- Brilliant interior styling
- Expressive sheetmetal
- Rev-happy four-cylinder
- Meaty steering feel
- Smart bundles of features
- It's really, really tiny inside!
- Not slow, but not at all quick
- Good gas mileage, not stellar
The 2012 Fiat 500 pays big dividends for going small--in expressive styling and even in driving verve.
Americans bring muscle, the Germans engineering might, and the Asian brands, reliability. So...what's left for the Italians to bring back to the U.S. car party?
If you can indulge us one more stereotype, we'll go with style. Italian automakers may never have been known for world-class quality, or for brilliant marketing, but the eye for a finely turned turn signal, or a pure side-glass silhouette? That's all Italian, all the time from Ferrari right down to this pert little hatchback with the weight of Fiat's rebirth all on its very small back. Va bene? Va bene.

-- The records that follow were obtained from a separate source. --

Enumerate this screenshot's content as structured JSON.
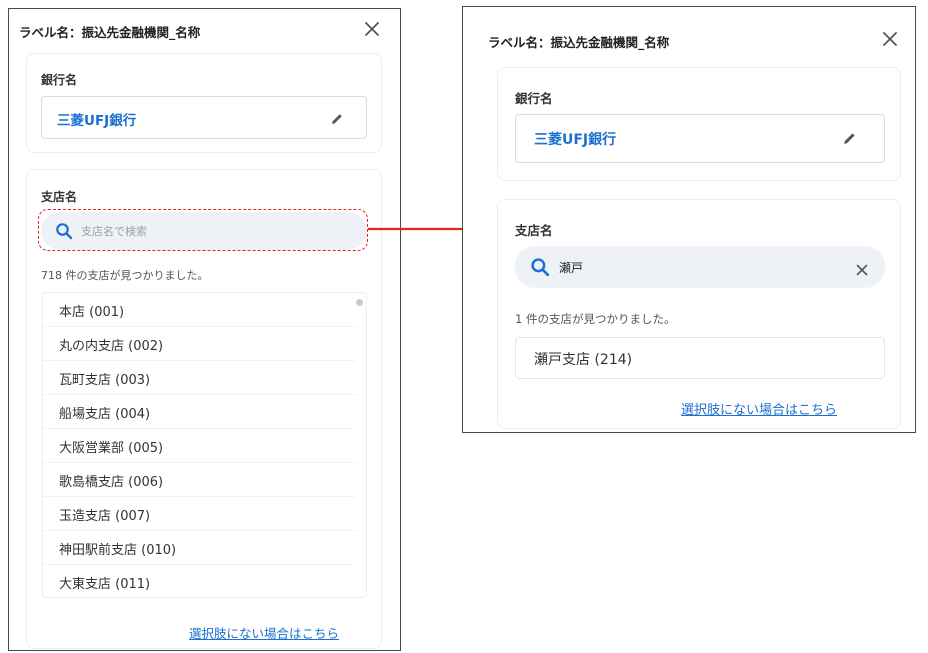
{
  "left": {
    "title": "ラベル名：振込先金融機関_名称",
    "bank_label": "銀行名",
    "bank_name": "三菱UFJ銀行",
    "branch_label": "支店名",
    "search_placeholder": "支店名で検索",
    "count_text": "718 件の支店が見つかりました。",
    "branches": [
      {
        "label": "本店 (001)"
      },
      {
        "label": "丸の内支店 (002)"
      },
      {
        "label": "瓦町支店 (003)"
      },
      {
        "label": "船場支店 (004)"
      },
      {
        "label": "大阪営業部 (005)"
      },
      {
        "label": "歌島橋支店 (006)"
      },
      {
        "label": "玉造支店 (007)"
      },
      {
        "label": "神田駅前支店 (010)"
      },
      {
        "label": "大東支店 (011)"
      }
    ],
    "link_text": "選択肢にない場合はこちら"
  },
  "right": {
    "title": "ラベル名：振込先金融機関_名称",
    "bank_label": "銀行名",
    "bank_name": "三菱UFJ銀行",
    "branch_label": "支店名",
    "search_value": "瀬戸",
    "count_text": "1 件の支店が見つかりました。",
    "result": "瀬戸支店 (214)",
    "link_text": "選択肢にない場合はこちら"
  },
  "colors": {
    "accent": "#1d6fd0",
    "highlight": "#e02424",
    "search_bg": "#eef1f5"
  },
  "icons": [
    "close-icon",
    "pencil-icon",
    "search-icon",
    "clear-icon",
    "arrow-right-icon"
  ]
}
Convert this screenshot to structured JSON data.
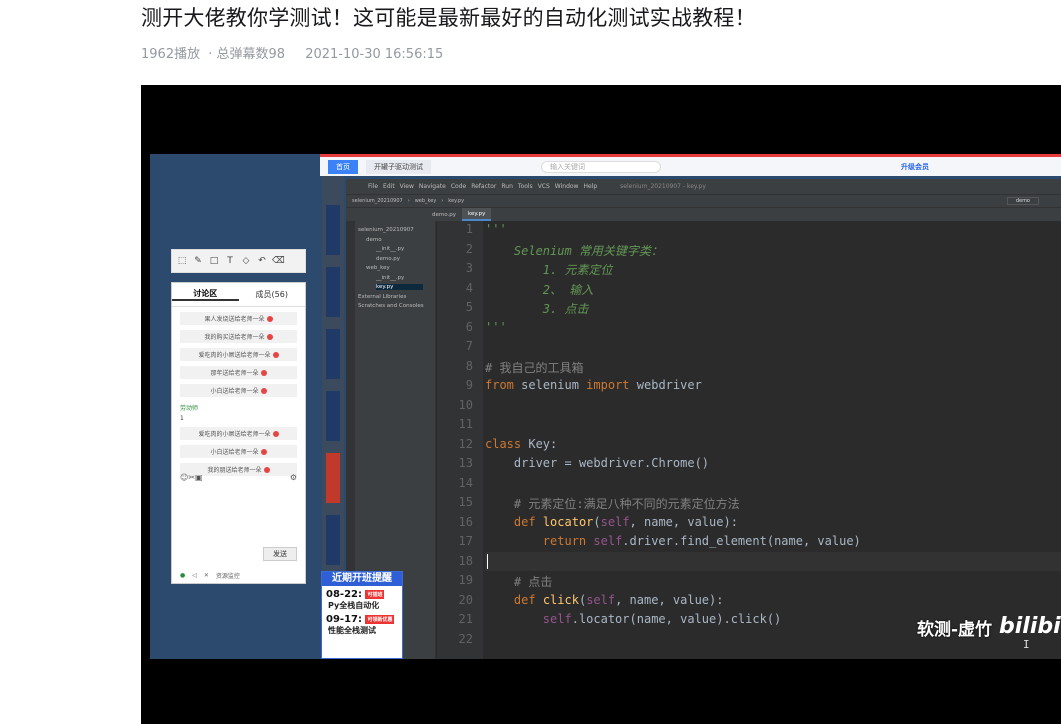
{
  "video": {
    "title": "测开大佬教你学测试！这可能是最新最好的自动化测试实战教程！",
    "views": "1962播放",
    "danmaku": "· 总弹幕数98",
    "date": "2021-10-30 16:56:15"
  },
  "browser": {
    "tab1": "首页",
    "tab2": "开罐子驱动测试",
    "address_placeholder": "输入关键词",
    "vip": "升级会员"
  },
  "chat": {
    "tab_discuss": "讨论区",
    "tab_members": "成员(56)",
    "messages": [
      "果人发烧送给老师一朵",
      "我的购买送给老师一朵",
      "爱吃肉的小屌送给老师一朵",
      "那年送给老师一朵",
      "小白送给老师一朵"
    ],
    "user": "劳动师",
    "user_msg": "1",
    "messages2": [
      "爱吃肉的小屌送给老师一朵",
      "小白送给老师一朵",
      "我的朋送给老师一朵"
    ],
    "send": "发送",
    "footer": "资源监控"
  },
  "ide": {
    "menu": [
      "File",
      "Edit",
      "View",
      "Navigate",
      "Code",
      "Refactor",
      "Run",
      "Tools",
      "VCS",
      "Window",
      "Help"
    ],
    "project_title": "selenium_20210907 - key.py",
    "breadcrumb": [
      "selenium_20210907",
      "web_key",
      "key.py"
    ],
    "run_config": "demo",
    "tabs": [
      "demo.py",
      "key.py"
    ],
    "tree": [
      "selenium_20210907",
      "demo",
      "__init__.py",
      "demo.py",
      "web_key",
      "__init__.py",
      "key.py",
      "External Libraries",
      "Scratches and Consoles"
    ],
    "current_line": 18,
    "code": [
      {
        "n": "1",
        "t": "'''",
        "cls": "d"
      },
      {
        "n": "2",
        "t": "    Selenium 常用关键字类：",
        "cls": "d"
      },
      {
        "n": "3",
        "t": "        1. 元素定位",
        "cls": "d"
      },
      {
        "n": "4",
        "t": "        2、 输入",
        "cls": "d"
      },
      {
        "n": "5",
        "t": "        3. 点击",
        "cls": "d"
      },
      {
        "n": "6",
        "t": "'''",
        "cls": "d"
      },
      {
        "n": "7",
        "t": "",
        "cls": ""
      },
      {
        "n": "8",
        "t": "# 我自己的工具箱",
        "cls": "c"
      },
      {
        "n": "9",
        "t": "from selenium import webdriver",
        "cls": ""
      },
      {
        "n": "10",
        "t": "",
        "cls": ""
      },
      {
        "n": "11",
        "t": "",
        "cls": ""
      },
      {
        "n": "12",
        "t": "class Key:",
        "cls": ""
      },
      {
        "n": "13",
        "t": "    driver = webdriver.Chrome()",
        "cls": ""
      },
      {
        "n": "14",
        "t": "",
        "cls": ""
      },
      {
        "n": "15",
        "t": "    # 元素定位:满足八种不同的元素定位方法",
        "cls": "c"
      },
      {
        "n": "16",
        "t": "    def locator(self, name, value):",
        "cls": ""
      },
      {
        "n": "17",
        "t": "        return self.driver.find_element(name, value)",
        "cls": ""
      },
      {
        "n": "18",
        "t": "",
        "cls": ""
      },
      {
        "n": "19",
        "t": "    # 点击",
        "cls": "c"
      },
      {
        "n": "20",
        "t": "    def click(self, name, value):",
        "cls": ""
      },
      {
        "n": "21",
        "t": "        self.locator(name, value).click()",
        "cls": ""
      },
      {
        "n": "22",
        "t": "",
        "cls": ""
      }
    ]
  },
  "banner": {
    "heading": "近期开班提醒",
    "item1_date": "08-22:",
    "item1_tag": "可插班",
    "item1_name": "Py全栈自动化",
    "item2_date": "09-17:",
    "item2_tag": "可领新优惠",
    "item2_name": "性能全栈测试"
  },
  "watermark": "软测-虚竹",
  "logo_text": "bilibili"
}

The 2012 Fiat 500 is out in the wild now, streaming out of more than a hundred new Fiat showrooms across the country, as Chrysler and Fiat firm up their alliance and find new, inventive ways to get high-gas-mileage cars to America quickly. The 500's been on sale for years in Europe; now it's been engineered to meet U.S. safety and marketing standards, and to be built in a North American plant, too.

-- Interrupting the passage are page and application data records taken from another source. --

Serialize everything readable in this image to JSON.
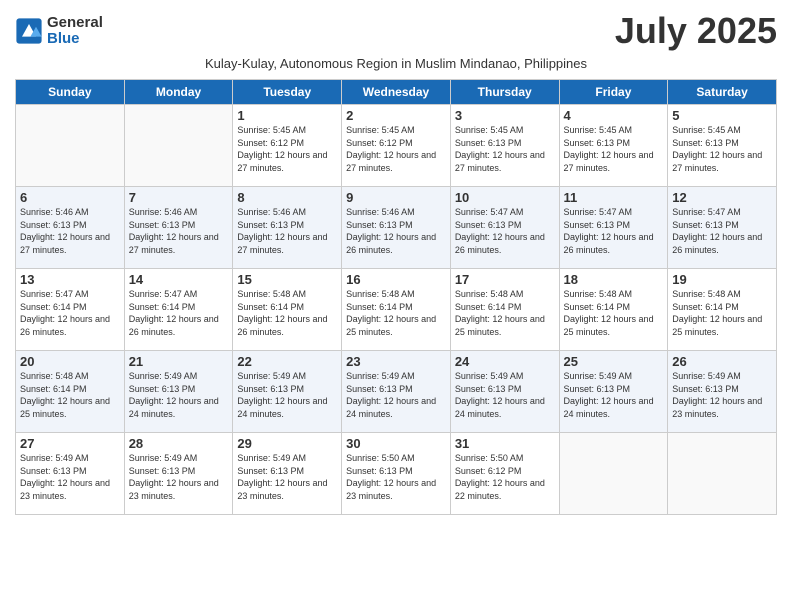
{
  "header": {
    "logo_general": "General",
    "logo_blue": "Blue",
    "month_title": "July 2025",
    "subtitle": "Kulay-Kulay, Autonomous Region in Muslim Mindanao, Philippines"
  },
  "weekdays": [
    "Sunday",
    "Monday",
    "Tuesday",
    "Wednesday",
    "Thursday",
    "Friday",
    "Saturday"
  ],
  "weeks": [
    [
      {
        "day": "",
        "info": ""
      },
      {
        "day": "",
        "info": ""
      },
      {
        "day": "1",
        "info": "Sunrise: 5:45 AM\nSunset: 6:12 PM\nDaylight: 12 hours and 27 minutes."
      },
      {
        "day": "2",
        "info": "Sunrise: 5:45 AM\nSunset: 6:12 PM\nDaylight: 12 hours and 27 minutes."
      },
      {
        "day": "3",
        "info": "Sunrise: 5:45 AM\nSunset: 6:13 PM\nDaylight: 12 hours and 27 minutes."
      },
      {
        "day": "4",
        "info": "Sunrise: 5:45 AM\nSunset: 6:13 PM\nDaylight: 12 hours and 27 minutes."
      },
      {
        "day": "5",
        "info": "Sunrise: 5:45 AM\nSunset: 6:13 PM\nDaylight: 12 hours and 27 minutes."
      }
    ],
    [
      {
        "day": "6",
        "info": "Sunrise: 5:46 AM\nSunset: 6:13 PM\nDaylight: 12 hours and 27 minutes."
      },
      {
        "day": "7",
        "info": "Sunrise: 5:46 AM\nSunset: 6:13 PM\nDaylight: 12 hours and 27 minutes."
      },
      {
        "day": "8",
        "info": "Sunrise: 5:46 AM\nSunset: 6:13 PM\nDaylight: 12 hours and 27 minutes."
      },
      {
        "day": "9",
        "info": "Sunrise: 5:46 AM\nSunset: 6:13 PM\nDaylight: 12 hours and 26 minutes."
      },
      {
        "day": "10",
        "info": "Sunrise: 5:47 AM\nSunset: 6:13 PM\nDaylight: 12 hours and 26 minutes."
      },
      {
        "day": "11",
        "info": "Sunrise: 5:47 AM\nSunset: 6:13 PM\nDaylight: 12 hours and 26 minutes."
      },
      {
        "day": "12",
        "info": "Sunrise: 5:47 AM\nSunset: 6:13 PM\nDaylight: 12 hours and 26 minutes."
      }
    ],
    [
      {
        "day": "13",
        "info": "Sunrise: 5:47 AM\nSunset: 6:14 PM\nDaylight: 12 hours and 26 minutes."
      },
      {
        "day": "14",
        "info": "Sunrise: 5:47 AM\nSunset: 6:14 PM\nDaylight: 12 hours and 26 minutes."
      },
      {
        "day": "15",
        "info": "Sunrise: 5:48 AM\nSunset: 6:14 PM\nDaylight: 12 hours and 26 minutes."
      },
      {
        "day": "16",
        "info": "Sunrise: 5:48 AM\nSunset: 6:14 PM\nDaylight: 12 hours and 25 minutes."
      },
      {
        "day": "17",
        "info": "Sunrise: 5:48 AM\nSunset: 6:14 PM\nDaylight: 12 hours and 25 minutes."
      },
      {
        "day": "18",
        "info": "Sunrise: 5:48 AM\nSunset: 6:14 PM\nDaylight: 12 hours and 25 minutes."
      },
      {
        "day": "19",
        "info": "Sunrise: 5:48 AM\nSunset: 6:14 PM\nDaylight: 12 hours and 25 minutes."
      }
    ],
    [
      {
        "day": "20",
        "info": "Sunrise: 5:48 AM\nSunset: 6:14 PM\nDaylight: 12 hours and 25 minutes."
      },
      {
        "day": "21",
        "info": "Sunrise: 5:49 AM\nSunset: 6:13 PM\nDaylight: 12 hours and 24 minutes."
      },
      {
        "day": "22",
        "info": "Sunrise: 5:49 AM\nSunset: 6:13 PM\nDaylight: 12 hours and 24 minutes."
      },
      {
        "day": "23",
        "info": "Sunrise: 5:49 AM\nSunset: 6:13 PM\nDaylight: 12 hours and 24 minutes."
      },
      {
        "day": "24",
        "info": "Sunrise: 5:49 AM\nSunset: 6:13 PM\nDaylight: 12 hours and 24 minutes."
      },
      {
        "day": "25",
        "info": "Sunrise: 5:49 AM\nSunset: 6:13 PM\nDaylight: 12 hours and 24 minutes."
      },
      {
        "day": "26",
        "info": "Sunrise: 5:49 AM\nSunset: 6:13 PM\nDaylight: 12 hours and 23 minutes."
      }
    ],
    [
      {
        "day": "27",
        "info": "Sunrise: 5:49 AM\nSunset: 6:13 PM\nDaylight: 12 hours and 23 minutes."
      },
      {
        "day": "28",
        "info": "Sunrise: 5:49 AM\nSunset: 6:13 PM\nDaylight: 12 hours and 23 minutes."
      },
      {
        "day": "29",
        "info": "Sunrise: 5:49 AM\nSunset: 6:13 PM\nDaylight: 12 hours and 23 minutes."
      },
      {
        "day": "30",
        "info": "Sunrise: 5:50 AM\nSunset: 6:13 PM\nDaylight: 12 hours and 23 minutes."
      },
      {
        "day": "31",
        "info": "Sunrise: 5:50 AM\nSunset: 6:12 PM\nDaylight: 12 hours and 22 minutes."
      },
      {
        "day": "",
        "info": ""
      },
      {
        "day": "",
        "info": ""
      }
    ]
  ]
}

It could hardly have arrived at a better time. Gas prices are over $3 a gallon, and the 500's nearly 40-mpg fuel economy gives it at least one convincing argument to park itself in the garages of small-car buyers everywhere. But unlike other subcompact buyers with big EPA numbers, the 500 has a heady dose of style, from its heritage-induced proportions to the mix-and-match color play of its pint-sized interior.

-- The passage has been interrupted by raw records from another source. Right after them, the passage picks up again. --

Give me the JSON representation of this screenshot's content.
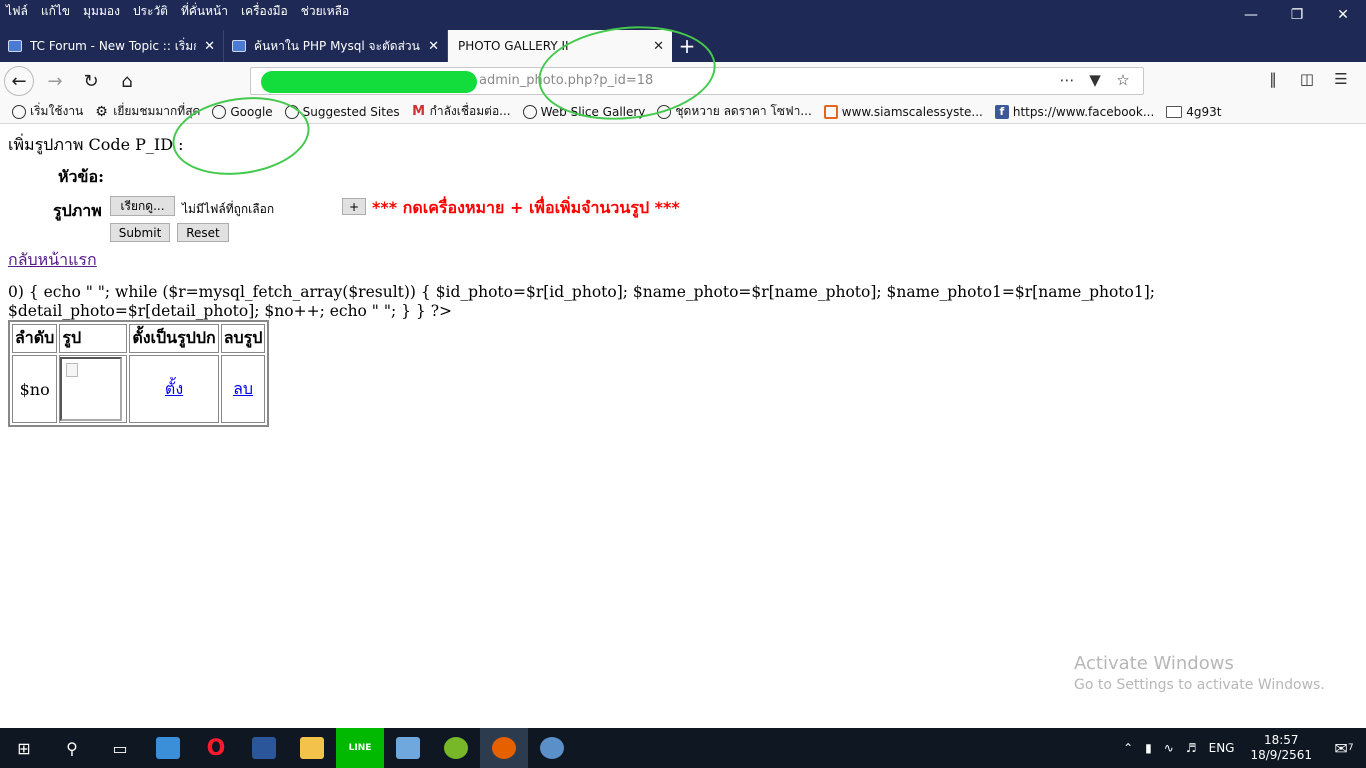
{
  "menu": [
    "ไฟล์",
    "แก้ไข",
    "มุมมอง",
    "ประวัติ",
    "ที่คั่นหน้า",
    "เครื่องมือ",
    "ช่วยเหลือ"
  ],
  "window_controls": [
    "—",
    "❐",
    "✕"
  ],
  "tabs": [
    {
      "label": "TC Forum - New Topic :: เริ่มกระ",
      "icon": "page-icon"
    },
    {
      "label": "ค้นหาใน PHP Mysql จะตัดส่วนที่เ",
      "icon": "page-icon"
    },
    {
      "label": "PHOTO GALLERY II",
      "active": true
    }
  ],
  "tab_close": "✕",
  "new_tab": "+",
  "address_bar": {
    "visible_url": "admin_photo.php?p_id=18"
  },
  "bookmarks": [
    {
      "label": "เริ่มใช้งาน",
      "icon": "globe-icon"
    },
    {
      "label": "เยี่ยมชมมากที่สุด",
      "icon": "gear-icon"
    },
    {
      "label": "Google",
      "icon": "globe-icon"
    },
    {
      "label": "Suggested Sites",
      "icon": "globe-icon"
    },
    {
      "label": "กำลังเชื่อมต่อ...",
      "icon": "gmail-icon"
    },
    {
      "label": "Web Slice Gallery",
      "icon": "globe-icon"
    },
    {
      "label": "ชุดหวาย ลดราคา โซฟา...",
      "icon": "globe-icon"
    },
    {
      "label": "www.siamscalessyste...",
      "icon": "orange-site-icon"
    },
    {
      "label": "https://www.facebook...",
      "icon": "facebook-icon"
    },
    {
      "label": "4g93t",
      "icon": "folder-icon"
    }
  ],
  "page": {
    "heading": "เพิ่มรูปภาพ Code P_ID :",
    "title_label": "หัวข้อ:",
    "image_label": "รูปภาพ",
    "browse_label": "เรียกดู...",
    "no_file_text": "ไม่มีไฟล์ที่ถูกเลือก",
    "plus_label": "+",
    "hint_text": "*** กดเครื่องหมาย + เพื่อเพิ่มจำนวนรูป ***",
    "submit_label": "Submit",
    "reset_label": "Reset",
    "home_link": "กลับหน้าแรก",
    "raw_code": "0) { echo \" \"; while ($r=mysql_fetch_array($result)) { $id_photo=$r[id_photo]; $name_photo=$r[name_photo]; $name_photo1=$r[name_photo1]; $detail_photo=$r[detail_photo]; $no++; echo \" \"; } } ?>",
    "table": {
      "headers": [
        "ลำดับ",
        "รูป",
        "ตั้งเป็นรูปปก",
        "ลบรูป"
      ],
      "row": {
        "no": "$no",
        "set_cover_link": "ตั้ง",
        "delete_link": "ลบ"
      }
    }
  },
  "watermark": {
    "line1": "Activate Windows",
    "line2": "Go to Settings to activate Windows."
  },
  "taskbar": {
    "language": "ENG",
    "time": "18:57",
    "date": "18/9/2561",
    "notification_count": "7"
  },
  "colors": {
    "hint_red": "#ff0000",
    "annotation_green": "#44c94d",
    "redaction_green": "#13dc3d",
    "titlebar": "#1e2a55"
  }
}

The hurdles it faces are pretty big ones, for a car so tiny, and for a brand that left the American market more than 20 years ago with a hideous reputation for build quality and reliability. The 500 is almost a two-seater, by American standards, and a small one at that. It's engaging to drive, if you're used to the subcompact drudgery of the Yaris or the Fit or the Aveo. And it comes packaged with the features that have become essential in our daily lives--stuff like Bluetooth and aux jacks.
No one can predict if this truly is the tide-turning moment for small cars in the States. And the 500 will thrive or not, based on a momentous swing in drivers' tastes.
But if they have great taste, the Fiat 500 will stand out from the likes of the Aveo and Yaris, even the Fiesta. It's a small piece of art, even more inside than out--with only a T.J. Maxx pricetag keeping it out of an industrial-design museum.